The courseware consists of lessons on interviewing, reflexivity and analysis and in each case uses examples from a study of immigrant families. The guide provides shared data from an archive of qualitative interviews to demonstrate the methods for interviewing and analysis. It highlights both exemplars in interviewing and “informative mistakes” and provides eighteen interactive exercises.
Many instructors have found Lives and Legacies to be an invaluable resource. According to Google Analytics, the guide has been accessed almost 4,000 times since it was posted in 2010. Professor Hsiung has also heard from colleagues in Canada, US, and UK who describe the website as “fabulous” and “incredible.” They applauded the courseware for its contribution to the teaching qualitative interviewing, and have incorporated it into their own teaching practice.
Relationships change over time and ties that were once significant sometimes fade or disappear from sight. Having once existed, however, these ties still hold the potential to re-emerge at a later time, mobilized like sleeper cells when circumstances or needs change.
This year, Professor Alexandra Marin received a grant from the American Sociological Association’s Fund for the Advancement of the Discipline to study the particular ways in which personal relationships change. This fund supports “small, groundbreaking research initiatives…that (have) the potential for challenging the discipline, (and/or) stimulating new lines of research…”
This project asks whether people are really gone from a social network when researchers think they are gone. It posits that people play different functions in our social lives and might shift from one function to another. For instance, we might not share important details about our lives with some people who would, nonetheless, be there with a pot of soup if we were ever really in need. Circumstances might have drawn apart people who were once close; but circumstances could also draw them together again. Without thinking of the multiple dimensions of network ties, researchers can’t understand the full potential for social support that exists in all of our personal social networks.

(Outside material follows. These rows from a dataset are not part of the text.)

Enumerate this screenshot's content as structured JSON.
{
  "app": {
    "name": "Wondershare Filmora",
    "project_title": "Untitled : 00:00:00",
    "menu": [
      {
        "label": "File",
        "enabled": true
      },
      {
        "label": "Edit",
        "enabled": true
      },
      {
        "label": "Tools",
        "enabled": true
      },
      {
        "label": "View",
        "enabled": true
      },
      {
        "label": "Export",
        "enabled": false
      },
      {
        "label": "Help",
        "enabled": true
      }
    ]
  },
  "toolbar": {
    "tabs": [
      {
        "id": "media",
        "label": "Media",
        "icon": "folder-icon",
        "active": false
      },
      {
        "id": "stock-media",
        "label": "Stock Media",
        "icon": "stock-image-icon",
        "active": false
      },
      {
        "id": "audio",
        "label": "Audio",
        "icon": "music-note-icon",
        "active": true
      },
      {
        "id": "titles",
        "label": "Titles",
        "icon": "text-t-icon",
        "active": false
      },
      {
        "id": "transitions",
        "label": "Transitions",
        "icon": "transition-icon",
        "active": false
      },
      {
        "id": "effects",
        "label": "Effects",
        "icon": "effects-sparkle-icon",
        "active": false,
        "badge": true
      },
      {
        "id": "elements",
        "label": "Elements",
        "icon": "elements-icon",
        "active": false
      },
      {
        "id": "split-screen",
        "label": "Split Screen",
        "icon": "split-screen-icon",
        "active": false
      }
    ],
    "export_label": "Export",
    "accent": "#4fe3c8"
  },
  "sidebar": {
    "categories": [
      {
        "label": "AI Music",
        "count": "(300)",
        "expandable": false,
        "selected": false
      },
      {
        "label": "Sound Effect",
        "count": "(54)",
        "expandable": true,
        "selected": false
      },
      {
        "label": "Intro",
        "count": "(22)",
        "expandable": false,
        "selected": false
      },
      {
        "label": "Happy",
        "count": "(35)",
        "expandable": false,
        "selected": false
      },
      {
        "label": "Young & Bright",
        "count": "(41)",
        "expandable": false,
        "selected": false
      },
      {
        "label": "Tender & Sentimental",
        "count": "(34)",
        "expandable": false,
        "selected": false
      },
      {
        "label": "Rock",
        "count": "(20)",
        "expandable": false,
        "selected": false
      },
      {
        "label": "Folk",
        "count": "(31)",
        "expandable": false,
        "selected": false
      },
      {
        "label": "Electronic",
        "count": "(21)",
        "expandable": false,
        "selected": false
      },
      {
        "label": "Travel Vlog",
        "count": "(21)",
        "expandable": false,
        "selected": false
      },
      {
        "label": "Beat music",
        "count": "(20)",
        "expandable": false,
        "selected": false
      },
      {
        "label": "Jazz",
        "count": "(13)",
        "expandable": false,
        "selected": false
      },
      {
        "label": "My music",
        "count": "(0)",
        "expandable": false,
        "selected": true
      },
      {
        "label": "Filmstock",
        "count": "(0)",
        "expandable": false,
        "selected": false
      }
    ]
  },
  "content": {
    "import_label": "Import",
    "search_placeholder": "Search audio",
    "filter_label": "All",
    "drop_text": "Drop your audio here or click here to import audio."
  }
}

Professor Marin is studying this question with an innovative research method that involves asking middle-aged adults to pull out their old photo albums and talk with an interviewer about their current relationships with the people from their past. Using albums helps to catch those people that we might just have forgotten about over time. Personal support networks can be incredibly important for living healthy, socially and economically engaged lives. Understanding the ways in which relationships can shift will help us understand the full potential that personal networks have in providing social support.
Professor Ping-Chun Hsiung recently served as the guest editor for a Special Issue of Qualitative Inquiry called “Teaching Qualitative Research as Transgressive Practices” (February 2016: 22 (2). This issue breaks new ground by recognizing teaching as an essential means for the production and reproduction of Qualitative Research. It sees the teaching of Qualitative Research as involving a set of transgressive practices that sustain and realize critical perspectives and practices.
The Issue includes four full-length articles contributed by qualitative practitioners from the geopolitical South, an aboriginal scholar within the Western core, and a scholar in a health science field. It also includes five shorter articles that address key concepts and principles of Qualitative Research. Taken together, these articles challenge the field to recognize the ways in which the practice and process of teaching qualitative inquiry can serve as a channel of transformation.